The league tables for the first half of this year make for depressing reading for investment banks. And it’s unlikely to get better anytime soon.
You know things are bad when investment banks that you have never heard of – such as Banque Saudi Fransi, Berenberg and Samba Capital – are showing Goldman Sachs a clean pair of heels in the league tables.
But a flick through the preliminary first half league tables from Dealogic shows the depths to which capital markets activity in Europe has sunk. Take the ranking of bookrunners on IPOs for the first six months of this year in EMEA, according to Dealogic:
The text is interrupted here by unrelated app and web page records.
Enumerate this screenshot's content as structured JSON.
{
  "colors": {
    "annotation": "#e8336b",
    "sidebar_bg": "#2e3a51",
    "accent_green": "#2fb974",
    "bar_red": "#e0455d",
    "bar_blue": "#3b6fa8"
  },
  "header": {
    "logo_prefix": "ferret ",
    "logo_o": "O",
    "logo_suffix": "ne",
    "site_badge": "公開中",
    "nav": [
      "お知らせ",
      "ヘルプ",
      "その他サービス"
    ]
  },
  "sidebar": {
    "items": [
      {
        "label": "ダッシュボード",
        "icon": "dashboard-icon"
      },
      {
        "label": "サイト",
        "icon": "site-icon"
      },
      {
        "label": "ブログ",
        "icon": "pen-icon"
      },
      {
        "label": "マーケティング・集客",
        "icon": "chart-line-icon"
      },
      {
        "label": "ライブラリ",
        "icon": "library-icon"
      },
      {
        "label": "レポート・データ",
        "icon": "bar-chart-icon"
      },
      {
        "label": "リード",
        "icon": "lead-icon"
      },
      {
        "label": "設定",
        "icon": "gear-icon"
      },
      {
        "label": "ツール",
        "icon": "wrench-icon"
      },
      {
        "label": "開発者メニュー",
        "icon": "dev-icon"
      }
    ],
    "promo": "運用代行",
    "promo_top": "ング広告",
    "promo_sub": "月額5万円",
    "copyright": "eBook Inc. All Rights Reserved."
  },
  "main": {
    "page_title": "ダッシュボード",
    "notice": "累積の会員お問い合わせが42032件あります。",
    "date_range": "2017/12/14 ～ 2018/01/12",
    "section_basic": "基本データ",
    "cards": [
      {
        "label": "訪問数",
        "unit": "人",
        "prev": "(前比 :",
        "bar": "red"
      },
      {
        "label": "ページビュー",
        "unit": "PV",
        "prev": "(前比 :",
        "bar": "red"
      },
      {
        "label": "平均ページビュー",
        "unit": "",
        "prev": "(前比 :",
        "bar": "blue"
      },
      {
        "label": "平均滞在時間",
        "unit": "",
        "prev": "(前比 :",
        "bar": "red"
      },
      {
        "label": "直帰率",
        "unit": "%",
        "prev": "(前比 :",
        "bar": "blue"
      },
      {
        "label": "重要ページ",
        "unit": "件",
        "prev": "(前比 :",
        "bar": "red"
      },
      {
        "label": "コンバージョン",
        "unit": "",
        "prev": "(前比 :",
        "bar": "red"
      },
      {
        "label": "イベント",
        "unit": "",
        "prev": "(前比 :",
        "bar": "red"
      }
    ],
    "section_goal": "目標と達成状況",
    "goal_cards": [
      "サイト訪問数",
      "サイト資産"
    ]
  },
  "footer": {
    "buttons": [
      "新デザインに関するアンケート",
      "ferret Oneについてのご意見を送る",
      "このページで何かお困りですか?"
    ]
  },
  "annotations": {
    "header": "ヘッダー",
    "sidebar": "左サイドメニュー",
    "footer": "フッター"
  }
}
Samba Capital, a privately-owned Saudi Arabian bank not previously known as a giant in the capital markets, is sandwiched between JP Morgan and Morgan Stanley in fourth placed, having led the $365m IPO of Saudia travel firm al-Tayyar in May. Its local rival Banque Saudi Fransi is just a few spots behind with more IPO credits than Bank of America Merrill Lynch and Goldman Sachs. And Berenberg Bank, which claims to be the world’s oldest private bank, is tucked in just behind Credit Suisse for its role on the $900m IPO of Swiss business services firm DKSH.
Things can only get better?
Of course, it is unlikely that Berenberg or Samba are about to overtake Goldman Sachs or JP Morgan at the top table of global investment banking. In such a thin market it is difficult to draw any conclusions, except perhaps that it is hard to see how European capital markets could sink much lower.
In the second quarter of this year IPOs in Europe raised just $1.8bn. No European IPOs larger than $100m are set to price in June for the first time in more than 20 years. And IPO volumes of just $5.2bn in the first half across Europe were half the level of last year and marked the third worst start to the year on record, according to Dealogic.
It doesn’t get much prettier in M&A or debt capital markets: European M&A was down 26% in the first half, and debt issuance by 20%.
In strictly economic terms, this is not a catastrophe: investment banks only make around 20% of their revenues from investment banking per se. But investment bankers are expensive to employ in the best of times, and they are an unaffordable luxury when they are sitting around twiddling their thumbs. With no signs of recovery in investment banking activity, many more of them will be losing their jobs in the next few months.
More importantly, capital markets activity is a strong indicator of both corporate and investor confidence. It feeds into a negative feedback loop of lower volumes, lower trading, lower confidence, higher volatility, and lower volumes. Until this vicious circle is broken, investment banks will continue to spiral downwards with it. And banks like Samba and Berenberg will continue to beat Goldman Sachs in the league tables.
Other ‘highlights’ from the Dealogic league tables:
- Global investment banking revenues of $12bn in the second quarter of this year are the lowest since Q1 2009, and in the first half they fell 31% compared with 2011.
- As the rest of the world falls apart, fees from US investment banking accounted for 45% of global fees, the highest level since 2004.
- JP Morgan is top in global DCM, ECM and loans. Deutsche Bank is top in Europe. UBS is not in the top 10 in Europe, but held on to its top ranking in Asia.
- Global debt issuance dropped by 44% in the second quarter compared with the first, and by 29% on last year.
- In Europe, BNP Paribas is top for euro-denominated debt, RBS for corporate investment grade debt (no, really), and Barclays is top of pretty much everything else.
- Global equity issuance is running at its lowest level since 2005, and in Europe the first half was the lowest since 2003.
- US M&A is at its lowest level since the first half of 2003.
I’ll stop there. I think you get the picture.